Road travel on Cape York Peninsula can be a challenge, what with the corrugated roads, the sometimes hairy water crossings, and the chance of a sudden change in the weather leaving you stranded.
But it’s worth all of that and more to see this wonderful area at ground level, to get well off the beaten track and share the adventure with your fellow travellers. Along the Cape York Road, there are regular opportunities to pull up and have a yarn with other folk making the journey. This is one of the real pleasures of Cape York travel, meeting people who share your enthusiasm for the journey and sharing your road stories.
So here we are in October 2011 at the Archer River Roadhouse. About 200km from Weipa, somewhere to buy fuel, stay the night, or eat one of its famous burgers. Pulling in to the clearing out the front of the roadhouse, I felt like we had just arrived at an oasis.
It’s a great spot. We met Ted and Judy having smoko at the roadhouse and got yarning with them. They were guiding a couple of overseas visitors up the Cape, something Ted has done many times before. My ears pricked up when Ted told us he had met one of the legends of Cape York Peninsula, Toots Holzheimer.
Ted mentioned Toots Holzheimer, a pioneer in so many ways. She drove trucks on Cape York for about 30 years from the early 60s. She was a mother of eight kids, delivered freight in all kinds of weather, building and renewing roads and bridges with her husband Ron. In those days, this was man’s work, but Toots did it every bit as well as the blokes, loading and unloading by hand.

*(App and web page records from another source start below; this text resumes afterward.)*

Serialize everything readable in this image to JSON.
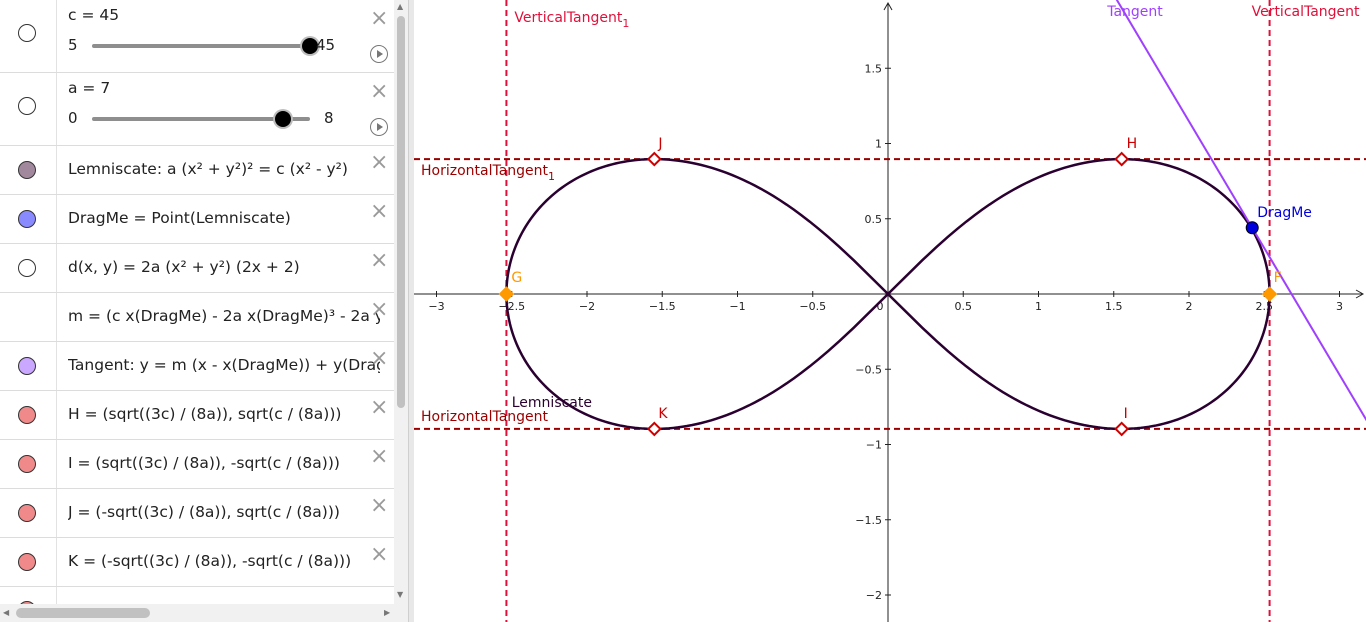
{
  "algebra": {
    "slider_c": {
      "label": "c = 45",
      "min": "5",
      "max": "45",
      "value": 45,
      "min_value": 5,
      "max_value": 45
    },
    "slider_a": {
      "label": "a = 7",
      "min": "0",
      "max": "8",
      "value": 7,
      "min_value": 0,
      "max_value": 8
    },
    "rows": [
      {
        "text": "Lemniscate: a (x² + y²)² = c (x² - y²)",
        "marble": "#a2889c"
      },
      {
        "text": "DragMe = Point(Lemniscate)",
        "marble": "#8a8aff"
      },
      {
        "text": "d(x, y) = 2a (x² + y²) (2x + 2)",
        "marble": "#ffffff"
      },
      {
        "text": "m = (c x(DragMe) - 2a x(DragMe)³ - 2a y",
        "marble": ""
      },
      {
        "text": "Tangent: y = m (x - x(DragMe)) + y(DragMe)",
        "marble": "#caa8ff"
      },
      {
        "text": "H = (sqrt((3c) / (8a)), sqrt(c / (8a)))",
        "marble": "#f08a8a"
      },
      {
        "text": "I = (sqrt((3c) / (8a)), -sqrt(c / (8a)))",
        "marble": "#f08a8a"
      },
      {
        "text": "J = (-sqrt((3c) / (8a)), sqrt(c / (8a)))",
        "marble": "#f08a8a"
      },
      {
        "text": "K = (-sqrt((3c) / (8a)), -sqrt(c / (8a)))",
        "marble": "#f08a8a"
      }
    ],
    "close_glyph": "×"
  },
  "graphics": {
    "x_ticks": [
      "−3",
      "−2.5",
      "−2",
      "−1.5",
      "−1",
      "−0.5",
      "0",
      "0.5",
      "1",
      "1.5",
      "2",
      "2.5",
      "3"
    ],
    "x_tick_values": [
      -3,
      -2.5,
      -2,
      -1.5,
      -1,
      -0.5,
      0,
      0.5,
      1,
      1.5,
      2,
      2.5,
      3
    ],
    "y_ticks": [
      "1.5",
      "1",
      "0.5",
      "−0.5",
      "−1",
      "−1.5",
      "−2"
    ],
    "y_tick_values": [
      1.5,
      1,
      0.5,
      -0.5,
      -1,
      -1.5,
      -2
    ],
    "x_range": [
      -3.3,
      3.2
    ],
    "y_range": [
      -2.1,
      1.95
    ],
    "labels": {
      "vertical_tangent_1": "VerticalTangent",
      "vertical_tangent_1_sub": "1",
      "vertical_tangent": "VerticalTangent",
      "horizontal_tangent_1": "HorizontalTangent",
      "horizontal_tangent_1_sub": "1",
      "horizontal_tangent": "HorizontalTangent",
      "tangent": "Tangent",
      "lemniscate": "Lemniscate",
      "dragme": "DragMe",
      "H": "H",
      "I": "I",
      "J": "J",
      "K": "K",
      "G": "G",
      "F": "F"
    },
    "params": {
      "a": 7,
      "c": 45,
      "dragme_x": 2.42,
      "dragme_y": 0.44
    },
    "colors": {
      "curve": "#2a0030",
      "vertical": "#e0103a",
      "horizontal": "#9a0000",
      "tangent": "#a040ff",
      "red_point": "#cc0000",
      "orange_point": "#ff9900",
      "drag_point": "#0000dd"
    }
  }
}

Her work helped keep remote Cape communities viable, and she earned a legendary status in remote Australia. Toots’ exploits also encouraged people to hit the road for themselves and explore the Peninsula.